Solute transport in rivers is controlled by mixing processes that occur over a wide spectrum of spatial and temporal scales. Deviations from the classic advection–dispersion model observed in tracer test studies are known to be generated by the temporary trapping of solutes in storage zones where velocities and mixing rates are relatively small. In this work, the relation between the early and late-time behavior of solute breakthrough curves (BTCs) and the key parameters of the Transient Storage Model (TSM) is analyzed using non-asymptotic approximations of the model equations. Two main slopes are identified corresponding to the rising and decreasing limbs of the BTCs which are linked by specific relationships to transport and storage parameters. The validity of the proposed approximations is demonstrated with both synthetic and experimental data.

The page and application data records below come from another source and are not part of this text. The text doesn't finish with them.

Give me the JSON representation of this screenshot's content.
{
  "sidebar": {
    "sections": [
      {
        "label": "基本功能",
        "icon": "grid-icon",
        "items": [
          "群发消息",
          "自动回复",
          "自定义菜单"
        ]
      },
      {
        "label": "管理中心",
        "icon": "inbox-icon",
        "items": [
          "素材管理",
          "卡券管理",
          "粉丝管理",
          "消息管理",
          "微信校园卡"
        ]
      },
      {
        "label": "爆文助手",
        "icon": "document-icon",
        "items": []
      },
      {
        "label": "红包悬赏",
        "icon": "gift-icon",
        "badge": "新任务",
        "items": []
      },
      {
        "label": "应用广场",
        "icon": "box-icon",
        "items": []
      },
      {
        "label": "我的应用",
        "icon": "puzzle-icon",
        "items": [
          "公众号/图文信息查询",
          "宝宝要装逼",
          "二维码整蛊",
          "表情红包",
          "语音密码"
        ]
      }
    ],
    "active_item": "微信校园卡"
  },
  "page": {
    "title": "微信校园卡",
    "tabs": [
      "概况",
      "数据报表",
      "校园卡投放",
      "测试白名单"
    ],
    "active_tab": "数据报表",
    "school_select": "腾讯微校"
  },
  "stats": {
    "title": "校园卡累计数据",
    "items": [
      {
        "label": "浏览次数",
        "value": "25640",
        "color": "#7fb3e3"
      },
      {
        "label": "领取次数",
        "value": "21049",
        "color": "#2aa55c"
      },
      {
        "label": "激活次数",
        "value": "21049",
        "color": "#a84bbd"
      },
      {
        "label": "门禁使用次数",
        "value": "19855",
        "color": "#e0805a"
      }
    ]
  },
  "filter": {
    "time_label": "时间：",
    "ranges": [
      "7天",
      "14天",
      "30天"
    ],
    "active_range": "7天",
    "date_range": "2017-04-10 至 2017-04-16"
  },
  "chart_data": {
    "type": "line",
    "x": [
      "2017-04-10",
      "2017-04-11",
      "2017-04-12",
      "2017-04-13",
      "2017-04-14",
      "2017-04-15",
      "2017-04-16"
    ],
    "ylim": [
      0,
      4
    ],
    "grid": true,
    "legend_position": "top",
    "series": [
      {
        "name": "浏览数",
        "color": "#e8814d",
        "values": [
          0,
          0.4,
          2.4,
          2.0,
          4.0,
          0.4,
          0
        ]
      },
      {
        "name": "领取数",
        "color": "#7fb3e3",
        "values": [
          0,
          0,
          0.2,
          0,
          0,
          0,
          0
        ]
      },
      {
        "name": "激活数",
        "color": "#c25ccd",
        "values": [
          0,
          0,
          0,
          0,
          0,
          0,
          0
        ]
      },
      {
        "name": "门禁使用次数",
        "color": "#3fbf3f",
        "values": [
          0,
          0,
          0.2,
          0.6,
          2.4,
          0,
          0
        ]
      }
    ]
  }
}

Consistent with the TSM assumptions, the range of validity of the proposed approximations represents the limit of separability between surface dispersion and transient storage and can be expressed as a function of a nondimensional parameter. The results of this work can help environmental scientists identify solute transport and transient storage parameters and support the design of enhanced field tracer experiments. Full article
Show Figures

Figure 1

15 pages, 2663 KiB  
Article
Combined Column Test for Characterization of Leaching and Transport of Trace Elements in Contaminated Soils
by Karen Ane Skjennum, Helen K. French, Pasquale Carotenuto and Gudny Okkenhaug
Water 2023, 15(5), 874; https://doi.org/10.3390/w15050874 - 24 Feb 2023
Cited by 2 | Viewed by 1708
Abstract
Environmental assessments are required prior to remediation and redevelopment of contaminated sites. To date, regulatory guidelines are commonly based on total concentrations. Occasionally, simple leaching procedures are included in environmental assessment. Despite being essential for quantification of contaminant transport, analysis of hydraulic conductivity [...] Read more.
Environmental assessments are required prior to remediation and redevelopment of contaminated sites. To date, regulatory guidelines are commonly based on total concentrations. Occasionally, simple leaching procedures are included in environmental assessment. Despite being essential for quantification of contaminant transport, analysis of hydraulic conductivity is rarely considered. Cost-effective methods that reflect both contaminant leaching and hydrogeological properties of contaminated soils are needed to ensure proper soil management. The aim of this study was to simultaneously evaluate contaminant leaching and hydraulic conductivity in soil using a combined column test (CCT) and compare this to the leaching results from batch tests (BT) and transport estimates derived from the empirical Hazen equation. Two soils of different origin were characterized using the CCT. By including physical and chemical factors affecting the release and retention of contaminants, the CCT provides an integrated assessment of leaching and transport of trace elements from soils. Additionally, the effect of soil compaction was investigated as a physical treatment to reduce leaching and transport in contaminated soils. Soil compaction did not demonstrate reduced leaching, but a less extensive contaminant transport was observed due to reduced hydraulic conductivity in the soil. Full article
Show Figures

Figure 1

Back to TopTop